top of page

Search for Dinosaurs, Find Yourself

“Authenticity means erasing the gap between what you firmly believe inside and what you reveal to the outside world.”

--Adam Grant, organizational psychologist and author

At the age of ten or eleven, I remember looking around Venezia Mestre railway station, which is in the Pan-European Corridor always buzzing with activity and important business since it’s a port for both freight and passengers, receiving 500 trains and 85,000 passengers each day.

         A train arrived with the dramatic lock of the brakes. The doors opened and vomited all these people with backpacks and different scents and smiles from where they had been. I remember turning to my parents and saying, “When I grow up, I want to be like them. Travel, explore, be outside my comfort zone.”     

        

I wanted to become a palaeontologist. This seed was planted before the movie, “Jurassic Park.” In fact, I looked at this bubbly guy on TV, an assistant paleontologist, thinking, how could he be that and afford an apartment in New York?
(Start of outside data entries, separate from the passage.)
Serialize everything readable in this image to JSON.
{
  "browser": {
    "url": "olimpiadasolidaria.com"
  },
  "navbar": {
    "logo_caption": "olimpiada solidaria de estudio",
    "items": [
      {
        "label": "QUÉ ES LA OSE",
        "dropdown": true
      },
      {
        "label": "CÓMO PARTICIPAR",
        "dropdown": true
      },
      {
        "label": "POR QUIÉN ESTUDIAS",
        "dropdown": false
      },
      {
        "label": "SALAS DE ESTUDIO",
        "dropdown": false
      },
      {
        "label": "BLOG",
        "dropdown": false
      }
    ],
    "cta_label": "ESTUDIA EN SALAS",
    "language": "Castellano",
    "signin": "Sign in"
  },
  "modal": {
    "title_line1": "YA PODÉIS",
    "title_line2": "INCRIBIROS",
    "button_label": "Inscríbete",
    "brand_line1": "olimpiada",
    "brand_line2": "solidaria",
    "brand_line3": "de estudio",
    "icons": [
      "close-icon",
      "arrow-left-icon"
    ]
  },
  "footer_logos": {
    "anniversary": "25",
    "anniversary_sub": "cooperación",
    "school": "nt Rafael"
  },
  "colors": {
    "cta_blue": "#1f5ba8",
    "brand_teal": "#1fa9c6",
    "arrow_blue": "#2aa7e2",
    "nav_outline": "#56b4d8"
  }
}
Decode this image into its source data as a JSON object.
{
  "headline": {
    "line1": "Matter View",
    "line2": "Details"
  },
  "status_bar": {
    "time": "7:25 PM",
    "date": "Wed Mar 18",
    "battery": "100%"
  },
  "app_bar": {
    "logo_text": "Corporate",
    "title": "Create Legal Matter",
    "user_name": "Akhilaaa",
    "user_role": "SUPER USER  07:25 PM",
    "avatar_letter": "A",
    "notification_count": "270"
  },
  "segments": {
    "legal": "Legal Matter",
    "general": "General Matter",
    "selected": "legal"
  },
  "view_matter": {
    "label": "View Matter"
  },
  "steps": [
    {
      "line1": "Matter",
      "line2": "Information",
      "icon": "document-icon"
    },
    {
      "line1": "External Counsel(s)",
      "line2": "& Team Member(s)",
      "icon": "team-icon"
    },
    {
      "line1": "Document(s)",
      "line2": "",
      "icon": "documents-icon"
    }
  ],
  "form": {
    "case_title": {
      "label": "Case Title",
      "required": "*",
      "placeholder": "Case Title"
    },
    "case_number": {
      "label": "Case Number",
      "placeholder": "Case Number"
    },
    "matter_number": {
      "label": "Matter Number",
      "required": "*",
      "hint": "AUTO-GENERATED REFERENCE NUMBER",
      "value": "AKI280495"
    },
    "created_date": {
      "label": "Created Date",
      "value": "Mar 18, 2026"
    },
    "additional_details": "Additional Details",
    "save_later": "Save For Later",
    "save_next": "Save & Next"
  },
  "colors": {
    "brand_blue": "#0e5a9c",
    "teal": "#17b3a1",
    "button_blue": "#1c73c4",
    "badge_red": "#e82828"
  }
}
A paleontologist is a scientist who studies the history of life on Earth through the fossil record. Fossils are the evidence of past life on the planet and can include those formed from animal bodies or their imprints (body fossils). Trace fossils are another kind of fossil. A trace fossil is any evidence of the life activity of an animal that lived in the past. Burrows, tracks, trails, feeding marks, and resting marks are all examples of trace fossils. In sum, it’s not a glamorous or remotely contemporary job, but I could only think of the treasures it held.

        

          My dream was to venture to the Gobi Desert, a vast, arid region in northern China and southern Mongolia known for its dunes, mountains, and rare animals such as snow leopards and Bactrian camels. In the Gobi Gurvansaikhan National Park, the Khongoryn Els sand dunes are said to sing when the wind blows. The park also features the deep ice field of Yolyn Am canyon. And finally, dinosaur fossils have been found

at the red "Flaming Cliffs" of Bayanzag, where I would spend most of my

time.

        

I initially took geology because of this dream of exotica, not because of the oil industry. I soon realized that making a living was going to be too challenging, and then I realized I would also miss serving someone. Who

would I do this for? A few kids?

        

          Then I thought eventually, finding oil is a bit like finding dinosaurs, but everyone needs energy. Everyone needs light. In villages where kids did not have light, they couldn’t study. I could contribute to providing energy, which is a global need. 

        

I took all the courses. I did a thesis for the Italian oil and gas company, Eni, headquartered in Rome and present in seventy countries. The company called me to come in for an interview after paying for the fieldwork required for my thesis. I earned the No. 1 spot in the class. My professor and my two ENI mentors told me I would have a job—my dream come true. Then I was a conscience objector in military service, one year as a volunteer, and they placed me at a Planned Parenthood-type equivalent with a gynecologist and psychologist. My job was to help less fortunate families and kids with their academic needs. Translation, driving. I could not be hired by Eni because I was performing this service and had to complete the year.

        

          A week before I finished, Eni pressed for me to go to London for an assignment in two months. I was elated! My wildest dream realized. Carefree and celebrating my achievement, I backpacked in Australia for one month. When I returned home, my mom reluctantly delivered the news that I didn’t get in because I didn’t pass the interview. It was bone-crushing. My mind drifted back to searching for dinosaurs.

       

I was never informed why this happened. This is also a story for resilience. I was not going to give up. I found a master’s degree program in Scotland at Aberdeen, a center of global excellence in offshore oil and gas exploration, engineering and subsea technology. I knew I had to be better if I wanted to achieve my dream. Always believe, even if they whisper or shout, “It’s impossible.” Never let these words uttered by someone else penetrate. I applied, and I was accepted.

       

        To make and save some money, before starting my first adventure abroad, I was working on a factory line cutting rocks, performing the closest job to being a geologist, then a friend informed me that Italian university had scholarships to study abroad.

       

I applied to University of Milan, and my application was accepted. In two days, I interviewed with professors, who granted the scholarship to me. If I had given up in Italy, blaming Italians (my people, by the way!), I

would not have moved forward.

        

       Show up and do your best. I went to Scotland to study, and I became a sort of scholar of self-mastery, taking time for self-awareness and pushing myself toward challenging feats. I also found my future wife! (That story later.)

        

While studying, I interviewed for my dream job at BP and did not pass because I wasn’t even close to being good enough. My English was not adequate. I could study, do the exam, making it to the third round of interviews, and I look at that as a success, a steppingstone. I learned new skills in that process. In fact, note: When you go to an interview, you need to buy shoes six months before because if you wear for the first time at the interview, your face may be twisting in pain! …What a first impression.

 

Let It Resonate!

Search-and-Discovery is a Gift

Pursue what may seem impossible (like being a paleontologist running around the Gobi). There will be setbacks. More importantly, there will be opportunities for self-awareness and self-improvement. When your beliefs are aligned with your values, you will succeed.

bottom of page